Recorded information section start

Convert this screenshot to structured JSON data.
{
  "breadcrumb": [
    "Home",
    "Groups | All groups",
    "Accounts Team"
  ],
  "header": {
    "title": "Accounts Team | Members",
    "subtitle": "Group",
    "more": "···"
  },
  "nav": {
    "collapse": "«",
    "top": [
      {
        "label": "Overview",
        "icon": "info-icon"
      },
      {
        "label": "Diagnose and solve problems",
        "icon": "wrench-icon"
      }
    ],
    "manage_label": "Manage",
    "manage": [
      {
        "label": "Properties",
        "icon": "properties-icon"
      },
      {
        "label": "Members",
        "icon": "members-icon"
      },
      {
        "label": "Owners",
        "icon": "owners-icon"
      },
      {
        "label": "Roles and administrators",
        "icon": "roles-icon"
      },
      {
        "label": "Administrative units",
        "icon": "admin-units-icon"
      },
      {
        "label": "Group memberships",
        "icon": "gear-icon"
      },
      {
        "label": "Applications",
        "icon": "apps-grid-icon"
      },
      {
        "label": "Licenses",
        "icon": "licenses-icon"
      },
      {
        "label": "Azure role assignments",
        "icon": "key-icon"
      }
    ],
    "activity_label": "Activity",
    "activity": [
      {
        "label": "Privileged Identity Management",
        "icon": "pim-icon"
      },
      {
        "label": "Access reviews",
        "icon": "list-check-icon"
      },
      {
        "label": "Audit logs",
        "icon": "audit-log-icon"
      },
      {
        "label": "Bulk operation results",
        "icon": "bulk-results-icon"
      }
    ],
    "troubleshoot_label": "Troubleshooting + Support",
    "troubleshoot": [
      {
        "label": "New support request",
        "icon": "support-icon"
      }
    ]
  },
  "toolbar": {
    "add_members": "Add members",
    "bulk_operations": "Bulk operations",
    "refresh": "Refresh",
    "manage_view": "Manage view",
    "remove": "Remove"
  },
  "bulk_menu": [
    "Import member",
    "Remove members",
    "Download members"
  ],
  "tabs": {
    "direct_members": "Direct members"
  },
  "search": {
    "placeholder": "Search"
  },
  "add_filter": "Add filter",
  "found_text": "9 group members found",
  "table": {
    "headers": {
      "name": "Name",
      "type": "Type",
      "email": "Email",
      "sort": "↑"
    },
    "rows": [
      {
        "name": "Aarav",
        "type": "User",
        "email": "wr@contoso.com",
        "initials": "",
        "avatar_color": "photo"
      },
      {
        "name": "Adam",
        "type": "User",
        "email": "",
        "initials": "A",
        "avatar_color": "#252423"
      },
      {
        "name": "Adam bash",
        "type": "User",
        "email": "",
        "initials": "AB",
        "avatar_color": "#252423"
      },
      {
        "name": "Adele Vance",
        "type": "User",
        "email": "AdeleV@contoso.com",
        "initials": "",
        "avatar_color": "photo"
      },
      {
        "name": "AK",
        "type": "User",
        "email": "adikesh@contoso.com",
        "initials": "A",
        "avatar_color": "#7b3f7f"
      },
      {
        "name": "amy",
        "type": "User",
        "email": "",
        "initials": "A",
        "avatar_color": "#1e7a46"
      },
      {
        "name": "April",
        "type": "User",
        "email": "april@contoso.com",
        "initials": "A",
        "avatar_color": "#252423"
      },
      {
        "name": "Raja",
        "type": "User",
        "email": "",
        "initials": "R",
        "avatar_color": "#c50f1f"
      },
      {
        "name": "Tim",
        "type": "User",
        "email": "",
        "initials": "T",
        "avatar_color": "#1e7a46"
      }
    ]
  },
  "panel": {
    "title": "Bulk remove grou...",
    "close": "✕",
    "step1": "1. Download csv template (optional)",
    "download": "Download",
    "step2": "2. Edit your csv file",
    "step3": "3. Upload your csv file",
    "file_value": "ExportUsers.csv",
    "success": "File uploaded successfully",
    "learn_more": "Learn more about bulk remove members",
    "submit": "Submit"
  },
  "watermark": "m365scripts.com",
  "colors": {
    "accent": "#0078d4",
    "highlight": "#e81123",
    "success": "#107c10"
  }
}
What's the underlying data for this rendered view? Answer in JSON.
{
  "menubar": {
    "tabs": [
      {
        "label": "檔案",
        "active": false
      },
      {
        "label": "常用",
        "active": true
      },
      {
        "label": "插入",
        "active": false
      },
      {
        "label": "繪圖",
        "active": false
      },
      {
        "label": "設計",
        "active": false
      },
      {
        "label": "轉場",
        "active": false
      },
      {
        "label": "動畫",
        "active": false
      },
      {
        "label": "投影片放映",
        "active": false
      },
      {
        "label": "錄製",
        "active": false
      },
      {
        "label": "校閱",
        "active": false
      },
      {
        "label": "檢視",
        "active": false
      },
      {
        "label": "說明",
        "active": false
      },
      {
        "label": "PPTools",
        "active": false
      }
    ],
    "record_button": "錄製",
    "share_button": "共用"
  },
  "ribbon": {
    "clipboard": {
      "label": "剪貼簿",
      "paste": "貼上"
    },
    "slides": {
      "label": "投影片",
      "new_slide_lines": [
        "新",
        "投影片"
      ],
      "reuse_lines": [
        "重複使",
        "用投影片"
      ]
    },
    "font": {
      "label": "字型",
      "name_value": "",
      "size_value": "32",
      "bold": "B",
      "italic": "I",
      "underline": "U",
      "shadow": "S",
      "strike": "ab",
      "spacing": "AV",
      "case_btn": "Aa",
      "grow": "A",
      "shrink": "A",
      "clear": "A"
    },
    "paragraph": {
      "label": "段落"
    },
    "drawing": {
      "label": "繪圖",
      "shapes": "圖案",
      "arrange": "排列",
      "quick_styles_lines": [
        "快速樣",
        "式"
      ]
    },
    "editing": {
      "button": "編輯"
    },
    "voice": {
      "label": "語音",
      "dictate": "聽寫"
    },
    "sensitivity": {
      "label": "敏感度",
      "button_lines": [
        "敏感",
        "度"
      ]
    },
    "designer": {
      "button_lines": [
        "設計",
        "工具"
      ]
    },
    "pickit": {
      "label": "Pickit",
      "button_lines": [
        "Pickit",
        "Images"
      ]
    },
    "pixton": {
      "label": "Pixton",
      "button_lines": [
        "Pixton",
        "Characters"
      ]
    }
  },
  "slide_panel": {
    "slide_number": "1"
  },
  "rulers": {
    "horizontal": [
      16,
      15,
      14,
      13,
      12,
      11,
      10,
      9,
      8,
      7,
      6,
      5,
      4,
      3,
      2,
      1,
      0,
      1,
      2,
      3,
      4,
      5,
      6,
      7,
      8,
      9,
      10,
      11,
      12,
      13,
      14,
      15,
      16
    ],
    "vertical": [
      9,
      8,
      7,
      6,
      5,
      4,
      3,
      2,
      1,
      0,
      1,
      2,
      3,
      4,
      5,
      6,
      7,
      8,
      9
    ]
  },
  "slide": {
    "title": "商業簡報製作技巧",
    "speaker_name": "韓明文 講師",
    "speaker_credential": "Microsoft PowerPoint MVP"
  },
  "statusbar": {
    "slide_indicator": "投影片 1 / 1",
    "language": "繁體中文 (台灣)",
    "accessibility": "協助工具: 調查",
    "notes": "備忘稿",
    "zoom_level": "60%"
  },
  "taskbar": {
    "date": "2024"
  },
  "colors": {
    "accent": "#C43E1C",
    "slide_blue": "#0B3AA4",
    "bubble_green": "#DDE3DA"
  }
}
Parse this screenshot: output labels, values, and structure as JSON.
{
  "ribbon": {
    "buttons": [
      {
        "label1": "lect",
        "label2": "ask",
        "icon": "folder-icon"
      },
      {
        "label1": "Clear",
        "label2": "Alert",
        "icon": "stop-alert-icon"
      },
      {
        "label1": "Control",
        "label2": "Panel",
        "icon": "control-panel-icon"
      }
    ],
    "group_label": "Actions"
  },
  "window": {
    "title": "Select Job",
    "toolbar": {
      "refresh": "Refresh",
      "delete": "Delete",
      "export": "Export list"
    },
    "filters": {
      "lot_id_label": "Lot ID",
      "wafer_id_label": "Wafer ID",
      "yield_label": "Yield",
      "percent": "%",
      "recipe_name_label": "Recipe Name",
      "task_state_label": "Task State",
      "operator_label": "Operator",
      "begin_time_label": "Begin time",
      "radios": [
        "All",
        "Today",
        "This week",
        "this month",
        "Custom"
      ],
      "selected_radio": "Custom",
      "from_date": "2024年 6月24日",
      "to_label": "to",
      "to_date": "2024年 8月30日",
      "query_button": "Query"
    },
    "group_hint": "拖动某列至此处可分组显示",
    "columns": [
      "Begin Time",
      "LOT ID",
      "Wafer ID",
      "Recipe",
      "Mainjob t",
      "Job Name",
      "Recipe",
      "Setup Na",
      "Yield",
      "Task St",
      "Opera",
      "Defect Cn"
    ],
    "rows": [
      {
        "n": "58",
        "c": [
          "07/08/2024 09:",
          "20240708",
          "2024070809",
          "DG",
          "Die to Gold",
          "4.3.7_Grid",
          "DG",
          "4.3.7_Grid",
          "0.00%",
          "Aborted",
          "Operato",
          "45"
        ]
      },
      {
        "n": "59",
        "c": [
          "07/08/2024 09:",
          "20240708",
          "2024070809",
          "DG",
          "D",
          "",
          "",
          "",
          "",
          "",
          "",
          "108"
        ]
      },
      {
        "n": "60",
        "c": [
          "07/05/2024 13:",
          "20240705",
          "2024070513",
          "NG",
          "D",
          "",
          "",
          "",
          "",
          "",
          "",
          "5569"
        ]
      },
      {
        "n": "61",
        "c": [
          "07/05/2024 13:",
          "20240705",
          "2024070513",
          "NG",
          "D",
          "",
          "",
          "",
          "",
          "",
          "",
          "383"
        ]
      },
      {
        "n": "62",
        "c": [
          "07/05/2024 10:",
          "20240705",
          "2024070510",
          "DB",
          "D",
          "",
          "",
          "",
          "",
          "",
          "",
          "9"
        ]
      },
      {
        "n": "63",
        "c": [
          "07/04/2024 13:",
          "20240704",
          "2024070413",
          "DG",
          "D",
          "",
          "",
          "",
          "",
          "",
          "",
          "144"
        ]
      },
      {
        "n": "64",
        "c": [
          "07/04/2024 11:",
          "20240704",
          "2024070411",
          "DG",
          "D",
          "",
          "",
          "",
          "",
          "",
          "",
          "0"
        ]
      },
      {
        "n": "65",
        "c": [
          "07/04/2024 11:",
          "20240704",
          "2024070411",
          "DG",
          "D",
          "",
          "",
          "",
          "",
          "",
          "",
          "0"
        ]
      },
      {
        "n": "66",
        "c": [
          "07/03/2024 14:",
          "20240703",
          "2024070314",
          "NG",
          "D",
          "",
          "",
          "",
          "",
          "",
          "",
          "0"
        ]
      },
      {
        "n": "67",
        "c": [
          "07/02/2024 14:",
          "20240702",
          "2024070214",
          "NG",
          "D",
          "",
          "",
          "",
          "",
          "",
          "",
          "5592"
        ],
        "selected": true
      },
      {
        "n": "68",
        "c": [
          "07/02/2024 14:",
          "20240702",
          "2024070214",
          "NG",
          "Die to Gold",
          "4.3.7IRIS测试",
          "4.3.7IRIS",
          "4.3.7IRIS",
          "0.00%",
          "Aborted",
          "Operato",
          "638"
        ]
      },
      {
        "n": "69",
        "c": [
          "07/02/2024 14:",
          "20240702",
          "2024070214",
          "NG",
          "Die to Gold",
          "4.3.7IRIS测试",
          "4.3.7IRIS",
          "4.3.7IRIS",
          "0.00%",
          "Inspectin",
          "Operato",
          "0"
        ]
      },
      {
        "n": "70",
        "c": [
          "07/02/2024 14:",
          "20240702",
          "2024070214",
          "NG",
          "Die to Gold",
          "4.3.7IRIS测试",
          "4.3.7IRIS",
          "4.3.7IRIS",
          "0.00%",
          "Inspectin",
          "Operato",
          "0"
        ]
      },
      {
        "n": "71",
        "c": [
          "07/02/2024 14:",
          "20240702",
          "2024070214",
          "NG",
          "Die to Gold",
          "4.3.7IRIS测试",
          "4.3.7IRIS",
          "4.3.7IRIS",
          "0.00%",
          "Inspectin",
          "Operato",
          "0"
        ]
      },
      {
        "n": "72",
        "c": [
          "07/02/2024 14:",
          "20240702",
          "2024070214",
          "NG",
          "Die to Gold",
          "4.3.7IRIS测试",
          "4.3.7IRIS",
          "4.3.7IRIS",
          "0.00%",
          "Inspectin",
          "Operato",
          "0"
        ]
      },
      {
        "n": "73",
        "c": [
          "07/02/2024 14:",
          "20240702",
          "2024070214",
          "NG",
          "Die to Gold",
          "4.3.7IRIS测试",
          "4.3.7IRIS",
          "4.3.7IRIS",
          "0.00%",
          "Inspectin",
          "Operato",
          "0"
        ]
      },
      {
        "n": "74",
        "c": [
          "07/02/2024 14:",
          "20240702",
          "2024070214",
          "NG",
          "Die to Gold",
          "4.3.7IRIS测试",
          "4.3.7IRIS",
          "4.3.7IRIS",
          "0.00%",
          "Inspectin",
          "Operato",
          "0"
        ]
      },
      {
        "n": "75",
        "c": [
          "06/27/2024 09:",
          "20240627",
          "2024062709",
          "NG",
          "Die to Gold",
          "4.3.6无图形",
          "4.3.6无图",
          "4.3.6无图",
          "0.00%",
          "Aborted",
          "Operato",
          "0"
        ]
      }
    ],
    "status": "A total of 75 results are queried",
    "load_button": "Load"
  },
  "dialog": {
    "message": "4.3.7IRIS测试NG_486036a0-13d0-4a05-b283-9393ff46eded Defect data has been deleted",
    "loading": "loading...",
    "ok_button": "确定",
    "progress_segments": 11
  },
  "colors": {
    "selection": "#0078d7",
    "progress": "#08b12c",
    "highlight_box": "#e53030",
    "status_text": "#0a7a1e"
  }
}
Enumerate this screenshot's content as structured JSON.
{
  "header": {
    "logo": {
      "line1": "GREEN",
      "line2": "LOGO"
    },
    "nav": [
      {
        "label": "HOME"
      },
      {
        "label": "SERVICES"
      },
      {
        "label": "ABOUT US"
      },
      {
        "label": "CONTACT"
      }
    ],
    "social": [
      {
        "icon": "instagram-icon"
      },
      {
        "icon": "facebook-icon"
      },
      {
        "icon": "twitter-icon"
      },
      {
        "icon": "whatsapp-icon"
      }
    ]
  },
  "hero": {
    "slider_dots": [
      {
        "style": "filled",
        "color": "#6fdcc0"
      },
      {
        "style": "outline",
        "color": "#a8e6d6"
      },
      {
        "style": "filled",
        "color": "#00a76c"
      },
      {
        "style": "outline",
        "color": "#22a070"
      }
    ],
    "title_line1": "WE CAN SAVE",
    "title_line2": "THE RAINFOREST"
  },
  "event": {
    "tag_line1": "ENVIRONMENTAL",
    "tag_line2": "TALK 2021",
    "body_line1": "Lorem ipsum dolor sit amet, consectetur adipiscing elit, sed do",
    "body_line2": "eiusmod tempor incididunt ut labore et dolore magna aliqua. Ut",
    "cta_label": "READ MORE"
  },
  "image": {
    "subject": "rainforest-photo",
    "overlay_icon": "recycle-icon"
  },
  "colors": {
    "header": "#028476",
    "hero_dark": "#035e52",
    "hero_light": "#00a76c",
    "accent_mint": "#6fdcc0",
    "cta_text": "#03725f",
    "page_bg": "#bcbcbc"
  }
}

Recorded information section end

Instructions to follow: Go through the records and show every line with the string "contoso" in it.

Response box:
        "email": "wr@contoso.com",
        "email": "AdeleV@contoso.com",
        "email": "adikesh@contoso.com",
        "email": "april@contoso.com",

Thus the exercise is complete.